- What is needed
Print the listing once more, exactly as written.
Segment Start: Supplied information
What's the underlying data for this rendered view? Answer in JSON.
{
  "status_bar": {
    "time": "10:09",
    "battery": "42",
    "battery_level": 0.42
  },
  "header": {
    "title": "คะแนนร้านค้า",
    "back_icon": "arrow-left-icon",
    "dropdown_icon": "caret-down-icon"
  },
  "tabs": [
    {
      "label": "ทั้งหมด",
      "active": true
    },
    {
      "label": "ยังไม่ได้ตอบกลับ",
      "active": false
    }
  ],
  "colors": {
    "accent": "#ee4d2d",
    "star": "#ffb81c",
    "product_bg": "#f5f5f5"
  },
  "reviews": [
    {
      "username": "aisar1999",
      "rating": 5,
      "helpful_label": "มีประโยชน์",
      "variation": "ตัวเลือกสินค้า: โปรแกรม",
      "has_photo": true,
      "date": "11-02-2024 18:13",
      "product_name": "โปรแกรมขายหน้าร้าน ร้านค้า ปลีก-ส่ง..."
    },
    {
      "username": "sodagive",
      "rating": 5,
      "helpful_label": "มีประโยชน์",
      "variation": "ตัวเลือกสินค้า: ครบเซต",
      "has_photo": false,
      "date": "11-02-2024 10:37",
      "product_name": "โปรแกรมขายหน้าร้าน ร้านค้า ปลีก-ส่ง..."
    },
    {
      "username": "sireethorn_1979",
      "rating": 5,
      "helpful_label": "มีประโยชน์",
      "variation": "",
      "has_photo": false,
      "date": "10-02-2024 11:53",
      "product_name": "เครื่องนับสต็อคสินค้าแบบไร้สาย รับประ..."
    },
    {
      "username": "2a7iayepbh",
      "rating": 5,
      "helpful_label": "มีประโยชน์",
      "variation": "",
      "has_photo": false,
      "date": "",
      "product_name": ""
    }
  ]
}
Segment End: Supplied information
- Task output
What's the underlying data for this rendered view? Answer in JSON.
{
  "status_bar": {
    "time": "10:09",
    "battery": "42",
    "battery_level": 0.42
  },
  "header": {
    "title": "คะแนนร้านค้า",
    "back_icon": "arrow-left-icon",
    "dropdown_icon": "caret-down-icon"
  },
  "tabs": [
    {
      "label": "ทั้งหมด",
      "active": true
    },
    {
      "label": "ยังไม่ได้ตอบกลับ",
      "active": false
    }
  ],
  "colors": {
    "accent": "#ee4d2d",
    "star": "#ffb81c",
    "product_bg": "#f5f5f5"
  },
  "reviews": [
    {
      "username": "aisar1999",
      "rating": 5,
      "helpful_label": "มีประโยชน์",
      "variation": "ตัวเลือกสินค้า: โปรแกรม",
      "has_photo": true,
      "date": "11-02-2024 18:13",
      "product_name": "โปรแกรมขายหน้าร้าน ร้านค้า ปลีก-ส่ง..."
    },
    {
      "username": "sodagive",
      "rating": 5,
      "helpful_label": "มีประโยชน์",
      "variation": "ตัวเลือกสินค้า: ครบเซต",
      "has_photo": false,
      "date": "11-02-2024 10:37",
      "product_name": "โปรแกรมขายหน้าร้าน ร้านค้า ปลีก-ส่ง..."
    },
    {
      "username": "sireethorn_1979",
      "rating": 5,
      "helpful_label": "มีประโยชน์",
      "variation": "",
      "has_photo": false,
      "date": "10-02-2024 11:53",
      "product_name": "เครื่องนับสต็อคสินค้าแบบไร้สาย รับประ..."
    },
    {
      "username": "2a7iayepbh",
      "rating": 5,
      "helpful_label": "มีประโยชน์",
      "variation": "",
      "has_photo": false,
      "date": "",
      "product_name": ""
    }
  ]
}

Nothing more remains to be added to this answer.